Assigned task: Your output should be every line below, copied exactly.

Supplied entries:
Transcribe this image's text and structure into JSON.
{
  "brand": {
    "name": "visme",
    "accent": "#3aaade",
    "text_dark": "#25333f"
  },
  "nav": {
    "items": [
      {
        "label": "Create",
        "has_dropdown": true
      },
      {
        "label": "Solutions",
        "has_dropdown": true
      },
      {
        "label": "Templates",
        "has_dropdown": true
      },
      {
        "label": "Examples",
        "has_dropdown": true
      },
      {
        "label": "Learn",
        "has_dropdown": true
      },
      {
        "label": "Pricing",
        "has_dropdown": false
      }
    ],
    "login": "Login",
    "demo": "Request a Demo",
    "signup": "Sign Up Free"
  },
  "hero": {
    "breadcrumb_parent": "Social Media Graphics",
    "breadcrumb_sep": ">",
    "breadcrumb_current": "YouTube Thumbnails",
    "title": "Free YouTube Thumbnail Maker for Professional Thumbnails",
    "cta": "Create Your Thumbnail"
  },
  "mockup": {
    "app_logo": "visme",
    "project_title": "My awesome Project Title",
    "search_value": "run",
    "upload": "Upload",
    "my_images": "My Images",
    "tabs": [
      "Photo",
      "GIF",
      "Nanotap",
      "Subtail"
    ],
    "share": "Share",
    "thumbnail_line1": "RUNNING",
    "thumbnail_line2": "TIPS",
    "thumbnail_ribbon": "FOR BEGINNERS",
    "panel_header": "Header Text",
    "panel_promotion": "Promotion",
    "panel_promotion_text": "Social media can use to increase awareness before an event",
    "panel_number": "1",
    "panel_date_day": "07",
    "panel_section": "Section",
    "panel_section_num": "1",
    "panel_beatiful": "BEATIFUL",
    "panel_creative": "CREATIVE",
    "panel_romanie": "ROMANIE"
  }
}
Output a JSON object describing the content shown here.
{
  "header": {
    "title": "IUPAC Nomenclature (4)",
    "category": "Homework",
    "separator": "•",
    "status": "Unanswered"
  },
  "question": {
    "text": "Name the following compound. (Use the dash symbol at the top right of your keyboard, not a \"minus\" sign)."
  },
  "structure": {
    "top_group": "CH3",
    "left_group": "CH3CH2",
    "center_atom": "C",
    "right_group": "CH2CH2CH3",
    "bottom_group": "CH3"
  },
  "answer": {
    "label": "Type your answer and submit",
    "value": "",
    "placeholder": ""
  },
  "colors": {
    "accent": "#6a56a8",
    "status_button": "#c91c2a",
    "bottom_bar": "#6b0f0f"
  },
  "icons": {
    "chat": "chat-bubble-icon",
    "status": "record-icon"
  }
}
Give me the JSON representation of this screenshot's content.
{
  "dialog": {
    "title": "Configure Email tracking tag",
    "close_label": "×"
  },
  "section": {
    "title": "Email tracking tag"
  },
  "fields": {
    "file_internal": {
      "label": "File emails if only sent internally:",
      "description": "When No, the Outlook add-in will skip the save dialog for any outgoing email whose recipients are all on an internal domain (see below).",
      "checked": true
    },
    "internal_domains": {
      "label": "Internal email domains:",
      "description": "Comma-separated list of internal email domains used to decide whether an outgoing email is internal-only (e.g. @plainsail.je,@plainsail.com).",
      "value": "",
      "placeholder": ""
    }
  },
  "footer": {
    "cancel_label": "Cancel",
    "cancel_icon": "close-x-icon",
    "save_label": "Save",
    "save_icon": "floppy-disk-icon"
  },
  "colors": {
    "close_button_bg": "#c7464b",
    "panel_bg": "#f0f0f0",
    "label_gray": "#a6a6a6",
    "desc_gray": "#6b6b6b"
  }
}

Solved exercise:
Transcribe this image's text and structure into JSON.
{
  "brand": {
    "name": "visme",
    "accent": "#3aaade",
    "text_dark": "#25333f"
  },
  "nav": {
    "items": [
      {
        "label": "Create",
        "has_dropdown": true
      },
      {
        "label": "Solutions",
        "has_dropdown": true
      },
      {
        "label": "Templates",
        "has_dropdown": true
      },
      {
        "label": "Examples",
        "has_dropdown": true
      },
      {
        "label": "Learn",
        "has_dropdown": true
      },
      {
        "label": "Pricing",
        "has_dropdown": false
      }
    ],
    "login": "Login",
    "demo": "Request a Demo",
    "signup": "Sign Up Free"
  },
  "hero": {
    "breadcrumb_parent": "Social Media Graphics",
    "breadcrumb_sep": ">",
    "breadcrumb_current": "YouTube Thumbnails",
    "title": "Free YouTube Thumbnail Maker for Professional Thumbnails",
    "cta": "Create Your Thumbnail"
  },
  "mockup": {
    "app_logo": "visme",
    "project_title": "My awesome Project Title",
    "search_value": "run",
    "upload": "Upload",
    "my_images": "My Images",
    "tabs": [
      "Photo",
      "GIF",
      "Nanotap",
      "Subtail"
    ],
    "share": "Share",
    "thumbnail_line1": "RUNNING",
    "thumbnail_line2": "TIPS",
    "thumbnail_ribbon": "FOR BEGINNERS",
    "panel_header": "Header Text",
    "panel_promotion": "Promotion",
    "panel_promotion_text": "Social media can use to increase awareness before an event",
    "panel_number": "1",
    "panel_date_day": "07",
    "panel_section": "Section",
    "panel_section_num": "1",
    "panel_beatiful": "BEATIFUL",
    "panel_creative": "CREATIVE",
    "panel_romanie": "ROMANIE"
  }
}
Output a JSON object describing the content shown here.
{
  "header": {
    "title": "IUPAC Nomenclature (4)",
    "category": "Homework",
    "separator": "•",
    "status": "Unanswered"
  },
  "question": {
    "text": "Name the following compound. (Use the dash symbol at the top right of your keyboard, not a \"minus\" sign)."
  },
  "structure": {
    "top_group": "CH3",
    "left_group": "CH3CH2",
    "center_atom": "C",
    "right_group": "CH2CH2CH3",
    "bottom_group": "CH3"
  },
  "answer": {
    "label": "Type your answer and submit",
    "value": "",
    "placeholder": ""
  },
  "colors": {
    "accent": "#6a56a8",
    "status_button": "#c91c2a",
    "bottom_bar": "#6b0f0f"
  },
  "icons": {
    "chat": "chat-bubble-icon",
    "status": "record-icon"
  }
}
Give me the JSON representation of this screenshot's content.
{
  "dialog": {
    "title": "Configure Email tracking tag",
    "close_label": "×"
  },
  "section": {
    "title": "Email tracking tag"
  },
  "fields": {
    "file_internal": {
      "label": "File emails if only sent internally:",
      "description": "When No, the Outlook add-in will skip the save dialog for any outgoing email whose recipients are all on an internal domain (see below).",
      "checked": true
    },
    "internal_domains": {
      "label": "Internal email domains:",
      "description": "Comma-separated list of internal email domains used to decide whether an outgoing email is internal-only (e.g. @plainsail.je,@plainsail.com).",
      "value": "",
      "placeholder": ""
    }
  },
  "footer": {
    "cancel_label": "Cancel",
    "cancel_icon": "close-x-icon",
    "save_label": "Save",
    "save_icon": "floppy-disk-icon"
  },
  "colors": {
    "close_button_bg": "#c7464b",
    "panel_bg": "#f0f0f0",
    "label_gray": "#a6a6a6",
    "desc_gray": "#6b6b6b"
  }
}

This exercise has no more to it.